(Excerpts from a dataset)
=== Section Start ===

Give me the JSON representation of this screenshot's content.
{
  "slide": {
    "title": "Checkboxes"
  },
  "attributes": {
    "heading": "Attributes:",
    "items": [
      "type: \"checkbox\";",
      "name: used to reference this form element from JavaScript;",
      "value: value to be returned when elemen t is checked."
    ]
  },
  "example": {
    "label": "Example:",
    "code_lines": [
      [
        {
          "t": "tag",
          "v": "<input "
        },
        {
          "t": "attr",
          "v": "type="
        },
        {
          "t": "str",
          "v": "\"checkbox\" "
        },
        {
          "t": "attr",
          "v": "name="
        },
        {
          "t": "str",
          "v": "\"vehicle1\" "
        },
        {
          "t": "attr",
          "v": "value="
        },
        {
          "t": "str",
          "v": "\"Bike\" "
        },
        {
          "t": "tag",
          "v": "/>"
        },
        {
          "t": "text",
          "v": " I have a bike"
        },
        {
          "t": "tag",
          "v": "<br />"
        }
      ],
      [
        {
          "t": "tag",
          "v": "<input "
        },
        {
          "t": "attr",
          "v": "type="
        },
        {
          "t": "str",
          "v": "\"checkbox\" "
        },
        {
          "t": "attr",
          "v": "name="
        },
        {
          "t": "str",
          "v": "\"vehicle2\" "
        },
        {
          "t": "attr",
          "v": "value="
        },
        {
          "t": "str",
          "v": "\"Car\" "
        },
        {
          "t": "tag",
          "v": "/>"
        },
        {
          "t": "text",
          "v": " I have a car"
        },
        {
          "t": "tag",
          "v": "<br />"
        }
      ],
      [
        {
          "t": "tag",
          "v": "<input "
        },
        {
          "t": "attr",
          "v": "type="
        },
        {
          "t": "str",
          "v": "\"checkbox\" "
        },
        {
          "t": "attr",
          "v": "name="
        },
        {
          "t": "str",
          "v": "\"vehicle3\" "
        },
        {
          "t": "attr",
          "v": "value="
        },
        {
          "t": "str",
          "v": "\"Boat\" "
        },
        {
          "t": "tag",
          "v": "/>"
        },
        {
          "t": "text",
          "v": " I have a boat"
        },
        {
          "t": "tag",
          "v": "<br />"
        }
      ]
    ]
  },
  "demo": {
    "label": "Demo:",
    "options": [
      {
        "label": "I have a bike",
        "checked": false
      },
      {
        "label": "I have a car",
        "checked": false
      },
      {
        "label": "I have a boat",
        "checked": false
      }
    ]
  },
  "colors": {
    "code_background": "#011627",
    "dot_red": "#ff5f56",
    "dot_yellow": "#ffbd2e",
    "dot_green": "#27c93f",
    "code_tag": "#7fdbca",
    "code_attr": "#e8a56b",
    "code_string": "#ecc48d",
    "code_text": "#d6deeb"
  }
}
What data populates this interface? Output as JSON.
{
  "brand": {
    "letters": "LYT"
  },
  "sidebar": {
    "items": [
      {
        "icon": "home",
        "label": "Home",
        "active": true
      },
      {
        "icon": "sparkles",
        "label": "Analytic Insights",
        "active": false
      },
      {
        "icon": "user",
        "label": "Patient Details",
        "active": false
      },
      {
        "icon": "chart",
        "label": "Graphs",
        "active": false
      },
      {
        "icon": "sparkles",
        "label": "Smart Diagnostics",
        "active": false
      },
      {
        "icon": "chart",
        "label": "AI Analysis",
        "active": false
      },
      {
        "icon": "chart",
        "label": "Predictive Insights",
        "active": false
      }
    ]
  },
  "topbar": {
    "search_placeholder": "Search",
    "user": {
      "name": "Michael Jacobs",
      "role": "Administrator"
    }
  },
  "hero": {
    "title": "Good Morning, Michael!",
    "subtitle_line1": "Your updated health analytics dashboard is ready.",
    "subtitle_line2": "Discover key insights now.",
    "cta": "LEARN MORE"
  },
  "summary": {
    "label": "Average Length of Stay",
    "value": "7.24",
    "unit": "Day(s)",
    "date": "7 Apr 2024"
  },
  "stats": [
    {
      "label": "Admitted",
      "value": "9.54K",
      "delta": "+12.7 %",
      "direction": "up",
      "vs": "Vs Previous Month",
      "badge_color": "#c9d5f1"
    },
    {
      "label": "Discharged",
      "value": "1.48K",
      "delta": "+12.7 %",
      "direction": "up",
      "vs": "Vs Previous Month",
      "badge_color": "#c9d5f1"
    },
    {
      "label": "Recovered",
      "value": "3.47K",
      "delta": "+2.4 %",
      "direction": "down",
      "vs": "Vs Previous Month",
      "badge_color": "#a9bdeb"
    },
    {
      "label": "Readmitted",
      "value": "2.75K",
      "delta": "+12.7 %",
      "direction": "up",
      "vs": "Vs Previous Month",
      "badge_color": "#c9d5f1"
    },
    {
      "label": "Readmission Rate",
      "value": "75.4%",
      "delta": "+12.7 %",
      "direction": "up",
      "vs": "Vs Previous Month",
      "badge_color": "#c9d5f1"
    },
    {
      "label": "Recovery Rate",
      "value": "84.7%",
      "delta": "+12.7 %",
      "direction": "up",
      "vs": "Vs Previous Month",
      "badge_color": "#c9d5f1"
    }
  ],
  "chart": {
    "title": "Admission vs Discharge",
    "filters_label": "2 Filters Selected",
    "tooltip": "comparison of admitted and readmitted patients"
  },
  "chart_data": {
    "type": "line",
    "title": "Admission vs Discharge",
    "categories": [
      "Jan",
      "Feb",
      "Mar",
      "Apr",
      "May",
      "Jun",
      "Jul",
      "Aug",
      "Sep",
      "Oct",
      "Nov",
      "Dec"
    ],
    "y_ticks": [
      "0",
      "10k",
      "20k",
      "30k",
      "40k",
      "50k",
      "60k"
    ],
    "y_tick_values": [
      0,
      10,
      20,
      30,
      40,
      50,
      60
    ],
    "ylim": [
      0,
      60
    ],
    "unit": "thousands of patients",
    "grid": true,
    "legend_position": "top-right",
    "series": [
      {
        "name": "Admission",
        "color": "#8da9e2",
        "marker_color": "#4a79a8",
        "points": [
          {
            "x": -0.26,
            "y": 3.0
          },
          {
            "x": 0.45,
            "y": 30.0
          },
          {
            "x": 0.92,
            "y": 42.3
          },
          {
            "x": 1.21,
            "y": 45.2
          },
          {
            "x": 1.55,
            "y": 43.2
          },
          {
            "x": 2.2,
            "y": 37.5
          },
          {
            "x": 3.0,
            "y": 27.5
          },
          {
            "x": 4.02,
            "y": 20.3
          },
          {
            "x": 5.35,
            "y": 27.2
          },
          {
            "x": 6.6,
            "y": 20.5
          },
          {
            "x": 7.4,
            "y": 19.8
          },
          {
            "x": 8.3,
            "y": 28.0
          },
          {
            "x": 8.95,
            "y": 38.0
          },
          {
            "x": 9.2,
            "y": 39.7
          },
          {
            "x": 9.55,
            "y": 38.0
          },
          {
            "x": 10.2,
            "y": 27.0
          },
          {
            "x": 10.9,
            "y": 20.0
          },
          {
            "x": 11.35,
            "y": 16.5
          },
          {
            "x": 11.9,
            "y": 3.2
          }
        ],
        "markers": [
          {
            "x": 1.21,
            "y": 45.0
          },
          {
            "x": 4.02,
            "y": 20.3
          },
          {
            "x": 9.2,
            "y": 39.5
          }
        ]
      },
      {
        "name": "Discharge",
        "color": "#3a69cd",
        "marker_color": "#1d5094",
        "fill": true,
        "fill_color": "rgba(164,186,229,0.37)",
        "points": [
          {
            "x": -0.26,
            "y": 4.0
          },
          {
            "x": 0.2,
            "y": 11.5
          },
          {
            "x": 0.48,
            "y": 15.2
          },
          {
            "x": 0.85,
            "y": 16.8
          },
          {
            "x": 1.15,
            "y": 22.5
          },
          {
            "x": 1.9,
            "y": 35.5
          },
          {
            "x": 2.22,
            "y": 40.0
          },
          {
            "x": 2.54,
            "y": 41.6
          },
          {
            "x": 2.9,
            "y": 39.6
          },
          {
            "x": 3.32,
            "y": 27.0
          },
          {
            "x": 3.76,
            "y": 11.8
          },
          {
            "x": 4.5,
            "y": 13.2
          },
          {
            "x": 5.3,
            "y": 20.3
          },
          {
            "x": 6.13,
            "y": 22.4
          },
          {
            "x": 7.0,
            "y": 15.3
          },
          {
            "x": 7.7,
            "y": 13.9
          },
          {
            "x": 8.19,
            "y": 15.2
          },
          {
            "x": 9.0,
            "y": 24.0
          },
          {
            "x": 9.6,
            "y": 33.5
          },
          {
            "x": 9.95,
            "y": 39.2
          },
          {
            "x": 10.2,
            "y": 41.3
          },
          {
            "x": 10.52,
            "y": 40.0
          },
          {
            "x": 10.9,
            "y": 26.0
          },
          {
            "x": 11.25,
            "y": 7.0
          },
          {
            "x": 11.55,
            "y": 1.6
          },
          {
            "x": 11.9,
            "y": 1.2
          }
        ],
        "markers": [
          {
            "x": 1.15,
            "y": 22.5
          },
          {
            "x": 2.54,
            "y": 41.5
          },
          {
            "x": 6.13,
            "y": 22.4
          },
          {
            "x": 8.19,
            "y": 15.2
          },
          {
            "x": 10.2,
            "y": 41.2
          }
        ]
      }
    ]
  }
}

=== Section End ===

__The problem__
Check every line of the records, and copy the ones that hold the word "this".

__Answer__
Give me the JSON representation of this screenshot's content.
      "name: used to reference this form element from JavaScript;",
What data populates this interface? Output as JSON.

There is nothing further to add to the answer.